There were lots of bloopers: our spur-of-the-moment decision to send the travel cot in the shipment meant Hugh had nowhere to sleep until we dug one up to borrow. As we were leaving the flat at the last I suddenly realized that, despite five hours spent in the kitchen, I had completely forgotten about the refrigerator. I forgot to send the shoe brush and laundry bags from the cleaning closet in the shipment and apparently sent the toothbrushes. Or so we thought–until Alex found them once we arrived in America. And no, as it happened, I did not brush my teeth from Wednesday night to Saturday morning. Helloooooooo Motherland.
Not only did we have to camouflage nail holes and clean everything, we also had to unpack, clean, and replace in every drawer and cupboard the flat’s belongings–filling thirteen boxes in the garage during our tenancy. I am glad to say we passed inspection with flying colors, the lease agent reportedly stating that I have a future in scrubbing flats and to let them know if I ever start a business. The Things You Wish You Knew Before You Went To College.
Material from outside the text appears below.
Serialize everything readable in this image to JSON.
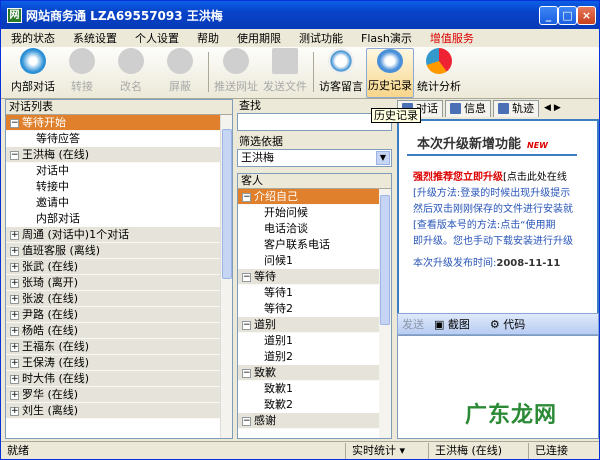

Friday evening we flew from Heathrow. Just us, three kids, one Goat, three suitcases, two bags, three backpacks, a camera, a car seat, and a double buggy. We’ve grown a bit since that first crossing three years ago with one little toddly girl (and a Goat). I remember that trip I inadvertently brought Norah’s body weight in snacks for her. This time I brought the girls each one apple and a box of raisins.
The flight was good. We were not granted a baby bassinet so Hugh had to be held the whole trip but no one suddenly exhibited symptoms of intestinal flu. There was one moment when, sitting motionless in the dark between two slumbering-at-last girls, I uncapped a pen to fill out the customs forms for arrival and black permanent ink gushed out everywhere. I wondered, Is this the low point or is there one coming? (It was not the low point.) It was somewhere around three a.m. in Oxford when we arrived in Boston.
Deplaning and baggage and customs and stumbling through the doors to see the lovely face of Alex’s mother. Beside her was Alex’s aunt, waving an American flag and shouting, “Welcome home! You made it!”